Americans consume more energy in July than in any other month of the year, so this month, consumer finance website WalletHub released a report ranking all 50 states and Washington, D.C. based on their energy costs.
The results were surprising: the nation’s capital had the lowest costs, with pricey real estate markets such as California also landing in the top 10 for energy affordability. The average monthly energy cost per household in the District of Columbia was estimated at $223.
On the other end of the spectrum, Wyoming came in 50th, with its monthly cost of $355 lower only than Connecticut’s. The latter, as the 51st-ranked state, had an average monthly cost of $410.
The study took into account the costs of electricity, natural gas, heating oil and motor fuel.
Unlike many similar rankings, the WalletHub study looked not only at energy prices in each state, but at actual energy spending. That involved factoring in eight metrics representing both prices and consumption.
Although the final figure used for each of the rankings was labeled as the average monthly utility bill per state, the researchers calculated this average based on numerous sources, rather than collecting and averaging data from real consumer energy bills.
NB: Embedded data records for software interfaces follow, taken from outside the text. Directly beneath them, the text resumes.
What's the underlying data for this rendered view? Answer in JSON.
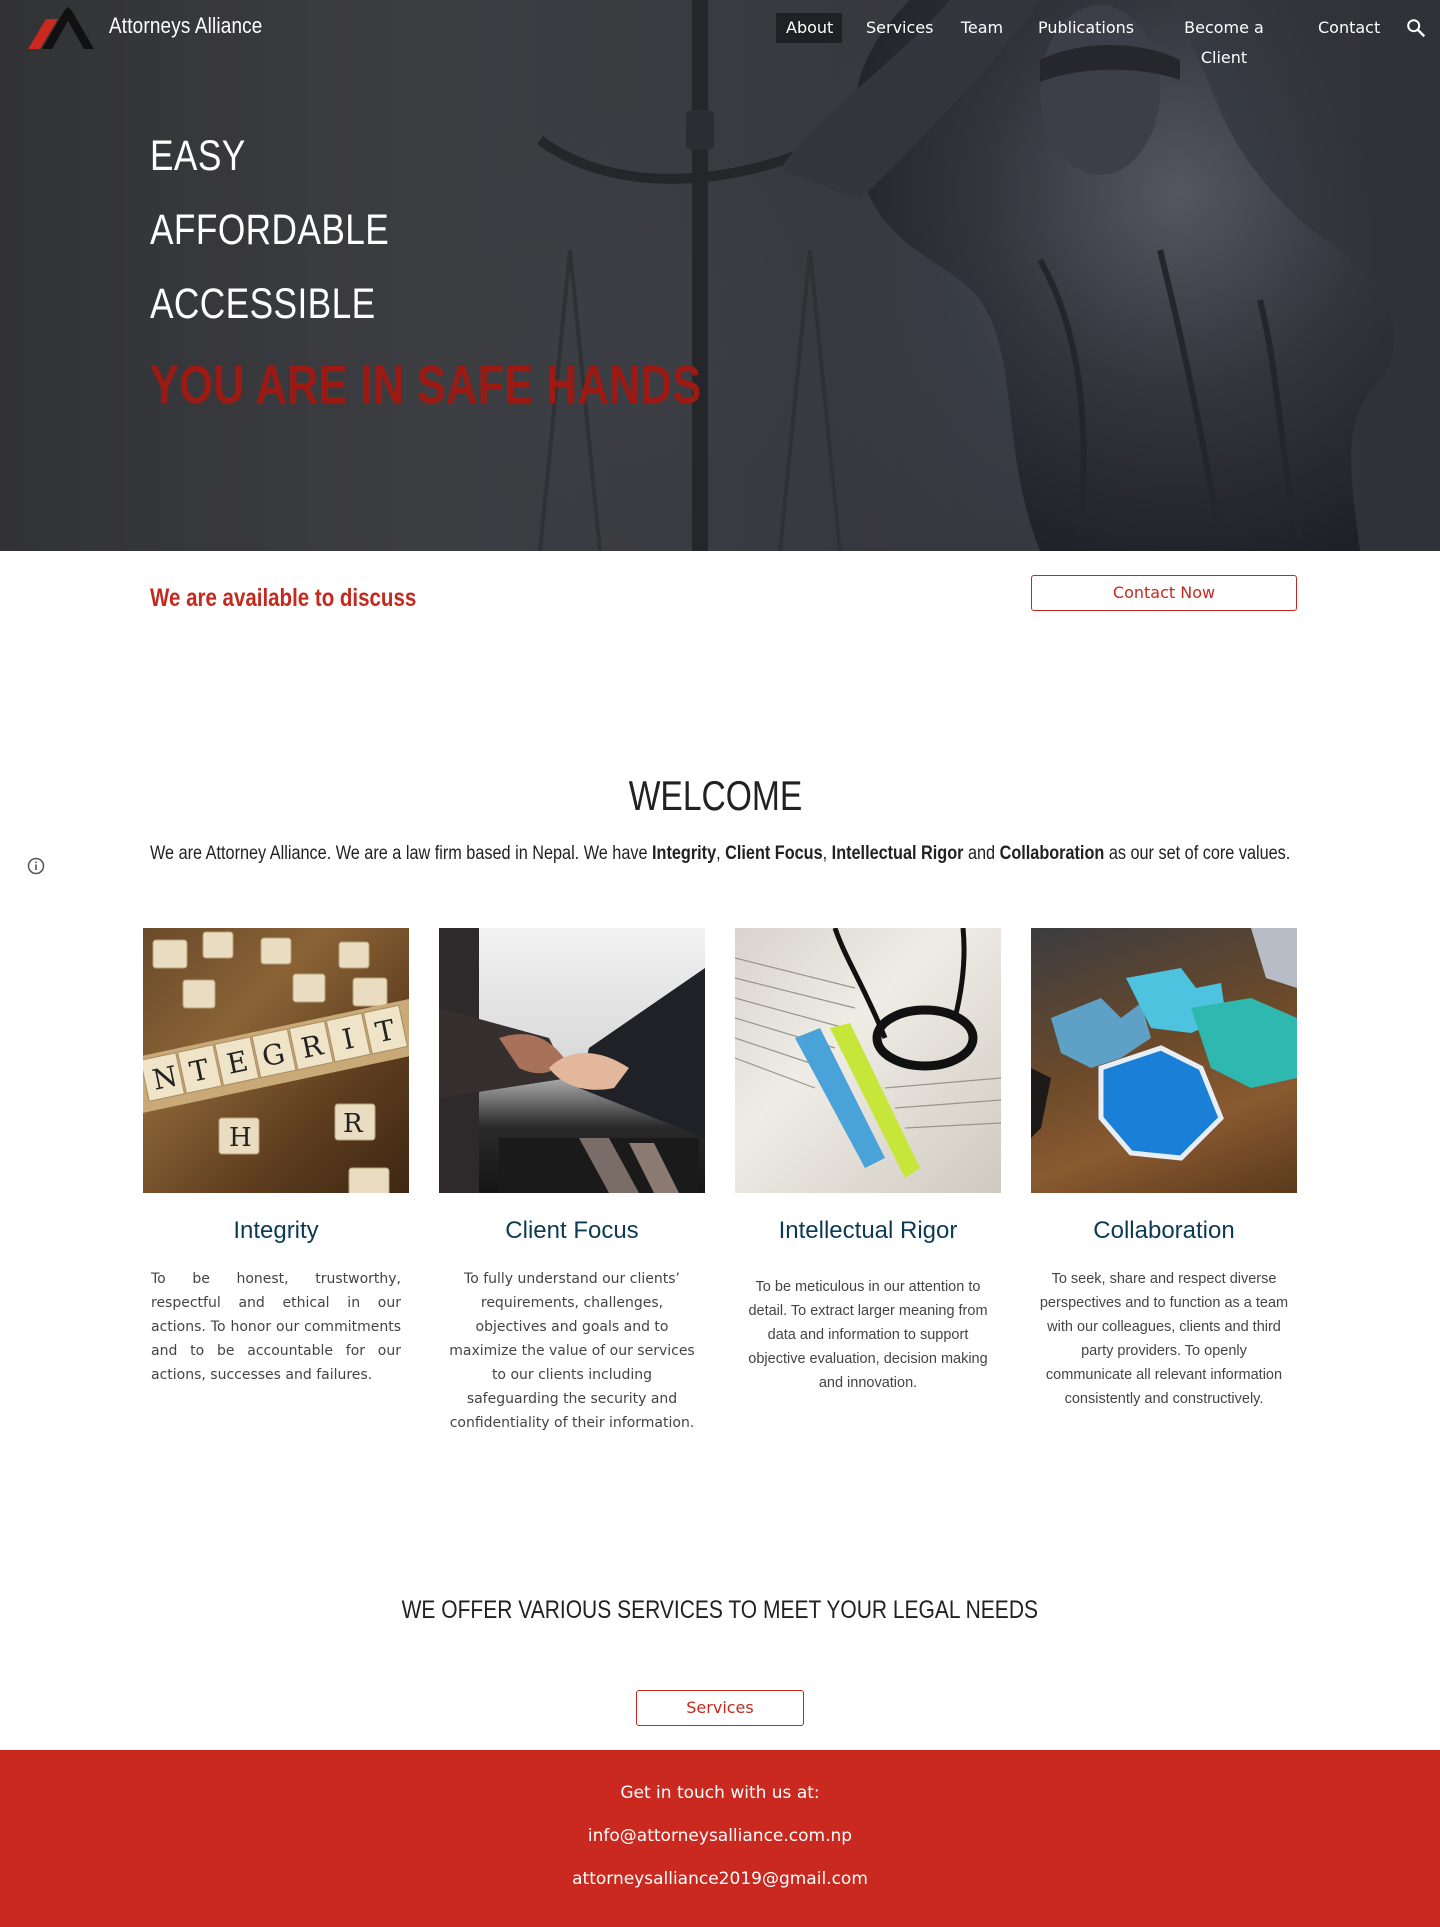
{
  "nav": {
    "site_title": "Attorneys Alliance",
    "items": [
      "About",
      "Services",
      "Team",
      "Publications",
      "Become a Client",
      "Contact"
    ],
    "active": "About"
  },
  "hero": {
    "lines": [
      "EASY",
      "AFFORDABLE",
      "ACCESSIBLE"
    ],
    "tagline": "YOU ARE IN SAFE HANDS"
  },
  "cta": {
    "available": "We are available to discuss",
    "contact_button": "Contact Now"
  },
  "welcome": {
    "title": "WELCOME",
    "intro": "We are Attorney Alliance. We are a law firm based in Nepal. We have ",
    "v1": "Integrity",
    "sep1": ", ",
    "v2": "Client Focus",
    "sep2": ", ",
    "v3": "Intellectual Rigor",
    "sep3": " and ",
    "v4": "Collaboration",
    "outro": " as our set of core values."
  },
  "values": [
    {
      "title": "Integrity",
      "description": "To be honest, trustworthy, respectful and ethical in our actions. To honor our commitments and to be accountable for our actions, successes and failures."
    },
    {
      "title": "Client Focus",
      "description": "To fully understand our clients’ requirements, challenges, objectives and goals and to maximize the value of our services to our clients including safeguarding the security and confidentiality of their information."
    },
    {
      "title": "Intellectual Rigor",
      "description": "To be meticulous in our attention to detail. To extract larger meaning from data and information to support objective evaluation, decision making and innovation."
    },
    {
      "title": "Collaboration",
      "description": "To seek, share and respect diverse perspectives and to function as a team with our colleagues, clients and third party providers. To openly communicate all relevant information consistently and constructively."
    }
  ],
  "services": {
    "heading": "WE OFFER VARIOUS SERVICES TO MEET YOUR LEGAL NEEDS",
    "button": "Services"
  },
  "footer": {
    "lines": [
      "Get in touch with us at:",
      "info@attorneysalliance.com.np",
      "attorneysalliance2019@gmail.com"
    ]
  },
  "colors": {
    "brand_red": "#c9291f",
    "tagline_red": "#9b1b14",
    "value_title_blue": "#0d3a53",
    "nav_active_bg": "#202124"
  },
  "icons": [
    "logo",
    "search-icon",
    "info-icon"
  ]
}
Data was obtained from the U.S. Energy Information Administration, the Federal Highway Administration, the U.S. Environmental Protection Agency and the AAA Daily Fuel Gauge Report.
Using this method, how would it be that places like Washington, D.C. and California would rank so favorably, given that energy is very expensive in both these markets?
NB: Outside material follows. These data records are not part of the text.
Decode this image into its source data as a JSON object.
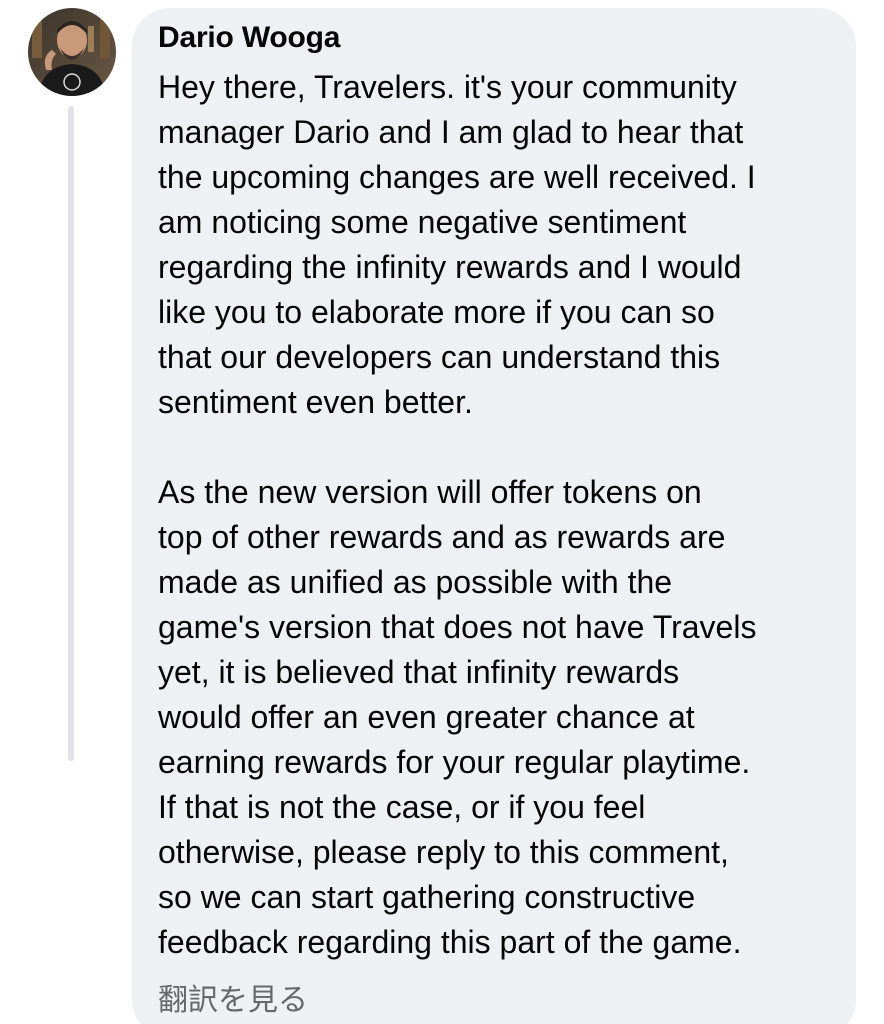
{
  "comment": {
    "author": "Dario Wooga",
    "avatar_icon": "profile-photo",
    "paragraphs": [
      [
        "Hey there, Travelers. it's your community",
        "manager Dario and I am glad to hear that",
        "the upcoming changes are well received. I",
        "am noticing some negative sentiment",
        "regarding the infinity rewards and I would",
        "like you to elaborate more if you can so",
        "that our developers can understand this",
        "sentiment even better."
      ],
      [
        "As the new version will offer tokens on",
        "top of other rewards and as rewards are",
        "made as unified as possible with the",
        "game's version that does not have Travels",
        "yet, it is believed that infinity rewards",
        "would offer an even greater chance at",
        "earning rewards for your regular playtime.",
        "If that is not the case, or if you feel",
        "otherwise, please reply to this comment,",
        "so we can start gathering constructive",
        "feedback regarding this part of the game."
      ]
    ],
    "translate_label": "翻訳を見る"
  },
  "colors": {
    "bubble_background": "#eef0f3",
    "text": "#050505",
    "secondary_text": "#65676b",
    "thread_line": "#e1e3e8"
  }
}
Much of it, the authors explained, has to do with the weather. Space heating is the largest energy expense in most homes, accounting for around 45% of average utility bills. Air conditioning comes in just behind that, accounting for up to 40%.
Even though a household in Northern California might pay a great deal for the electricity it uses — with California ranked 45th for electricity prices — the relatively moderate temperatures there mean both heating and cooling units stay idle most months of the year.
That also explains why states in New England, a region that has both wide temperature swings and high energy prices, were clustered toward the more expensive end of the rankings.